Records from a collection:
>>>

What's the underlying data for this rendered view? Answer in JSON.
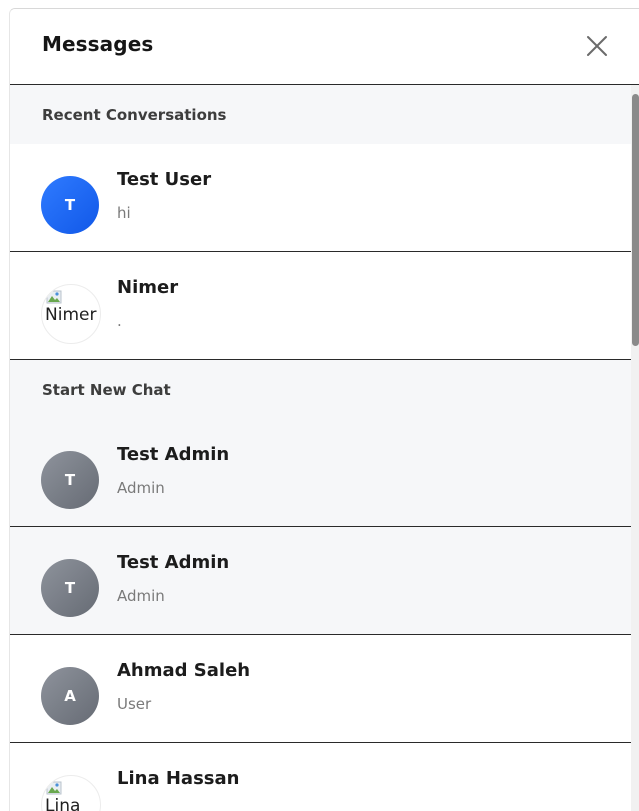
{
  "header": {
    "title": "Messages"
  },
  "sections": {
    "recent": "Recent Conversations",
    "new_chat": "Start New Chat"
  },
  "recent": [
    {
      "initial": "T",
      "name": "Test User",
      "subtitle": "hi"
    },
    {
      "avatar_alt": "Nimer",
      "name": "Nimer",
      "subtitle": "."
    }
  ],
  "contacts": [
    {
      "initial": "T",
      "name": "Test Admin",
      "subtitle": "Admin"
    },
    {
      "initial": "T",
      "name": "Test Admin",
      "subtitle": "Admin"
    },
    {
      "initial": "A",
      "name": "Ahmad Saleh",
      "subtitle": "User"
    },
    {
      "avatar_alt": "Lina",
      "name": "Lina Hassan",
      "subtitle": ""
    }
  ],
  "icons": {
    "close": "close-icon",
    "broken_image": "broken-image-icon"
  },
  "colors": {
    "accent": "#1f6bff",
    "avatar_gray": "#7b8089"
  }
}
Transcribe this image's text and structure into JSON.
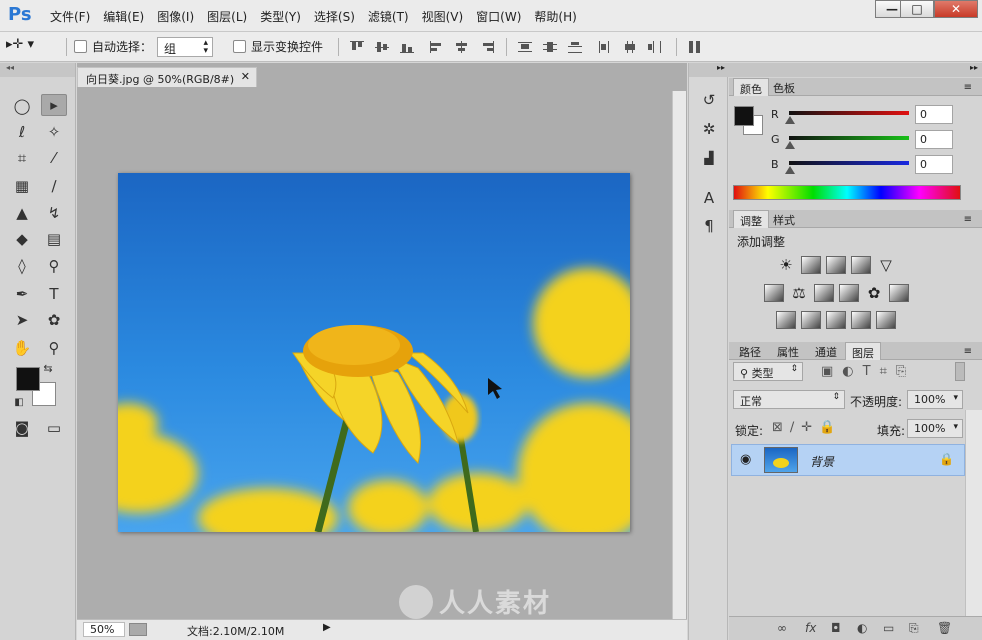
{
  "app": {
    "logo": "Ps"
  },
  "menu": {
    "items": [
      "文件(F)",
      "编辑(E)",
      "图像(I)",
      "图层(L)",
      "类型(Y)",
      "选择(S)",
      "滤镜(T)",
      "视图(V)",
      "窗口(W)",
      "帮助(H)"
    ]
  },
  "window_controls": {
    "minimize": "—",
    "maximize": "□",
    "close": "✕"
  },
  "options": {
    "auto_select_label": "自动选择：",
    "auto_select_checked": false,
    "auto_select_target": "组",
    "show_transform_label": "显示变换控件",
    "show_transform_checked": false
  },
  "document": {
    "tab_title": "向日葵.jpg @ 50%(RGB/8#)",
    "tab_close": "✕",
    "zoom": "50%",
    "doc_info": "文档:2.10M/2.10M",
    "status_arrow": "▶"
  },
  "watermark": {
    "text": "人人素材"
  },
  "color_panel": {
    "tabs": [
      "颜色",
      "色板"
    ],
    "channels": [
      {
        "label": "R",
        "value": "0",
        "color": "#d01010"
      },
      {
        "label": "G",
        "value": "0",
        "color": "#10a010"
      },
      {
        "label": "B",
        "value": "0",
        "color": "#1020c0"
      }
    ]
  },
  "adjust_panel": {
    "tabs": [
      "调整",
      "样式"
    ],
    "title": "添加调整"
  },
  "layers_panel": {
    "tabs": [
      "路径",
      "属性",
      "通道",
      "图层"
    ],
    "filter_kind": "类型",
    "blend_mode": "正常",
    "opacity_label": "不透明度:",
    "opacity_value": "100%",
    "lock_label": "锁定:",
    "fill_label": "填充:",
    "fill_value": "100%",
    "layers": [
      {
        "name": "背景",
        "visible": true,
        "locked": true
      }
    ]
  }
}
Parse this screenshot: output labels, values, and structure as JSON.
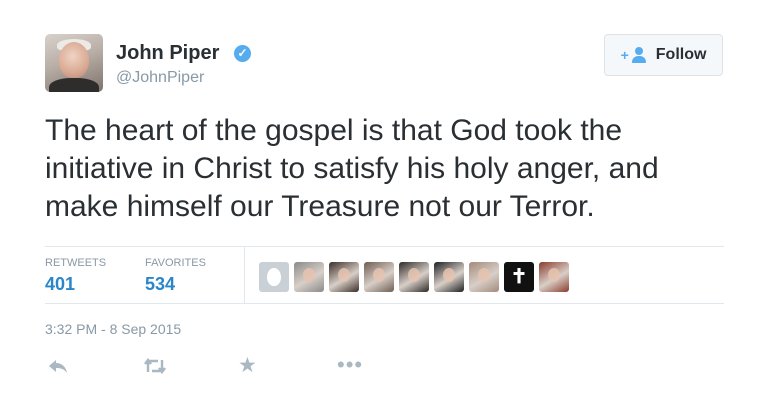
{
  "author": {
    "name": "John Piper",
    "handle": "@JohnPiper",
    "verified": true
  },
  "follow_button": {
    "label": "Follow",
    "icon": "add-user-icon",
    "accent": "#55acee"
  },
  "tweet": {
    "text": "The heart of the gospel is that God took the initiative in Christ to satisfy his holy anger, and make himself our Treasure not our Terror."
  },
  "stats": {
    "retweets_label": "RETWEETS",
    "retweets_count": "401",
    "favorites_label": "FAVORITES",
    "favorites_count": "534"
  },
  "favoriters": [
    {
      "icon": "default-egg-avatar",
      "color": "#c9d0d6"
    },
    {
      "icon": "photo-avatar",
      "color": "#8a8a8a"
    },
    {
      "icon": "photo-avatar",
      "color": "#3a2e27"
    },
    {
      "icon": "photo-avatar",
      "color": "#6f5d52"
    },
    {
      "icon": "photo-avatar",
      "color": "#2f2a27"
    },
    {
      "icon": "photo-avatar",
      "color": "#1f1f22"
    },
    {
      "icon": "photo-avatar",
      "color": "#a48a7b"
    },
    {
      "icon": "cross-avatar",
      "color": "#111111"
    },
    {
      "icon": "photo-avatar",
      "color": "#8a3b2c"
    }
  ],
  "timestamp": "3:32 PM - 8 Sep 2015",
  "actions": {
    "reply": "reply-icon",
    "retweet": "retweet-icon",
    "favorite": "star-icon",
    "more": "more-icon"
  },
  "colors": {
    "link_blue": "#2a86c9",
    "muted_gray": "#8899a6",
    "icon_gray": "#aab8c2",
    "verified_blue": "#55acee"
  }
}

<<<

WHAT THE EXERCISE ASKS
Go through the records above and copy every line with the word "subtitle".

TASK RESULT
      "subtitle": "hi"
      "subtitle": "."
      "subtitle": "Admin"
      "subtitle": "Admin"
      "subtitle": "User"
      "subtitle": ""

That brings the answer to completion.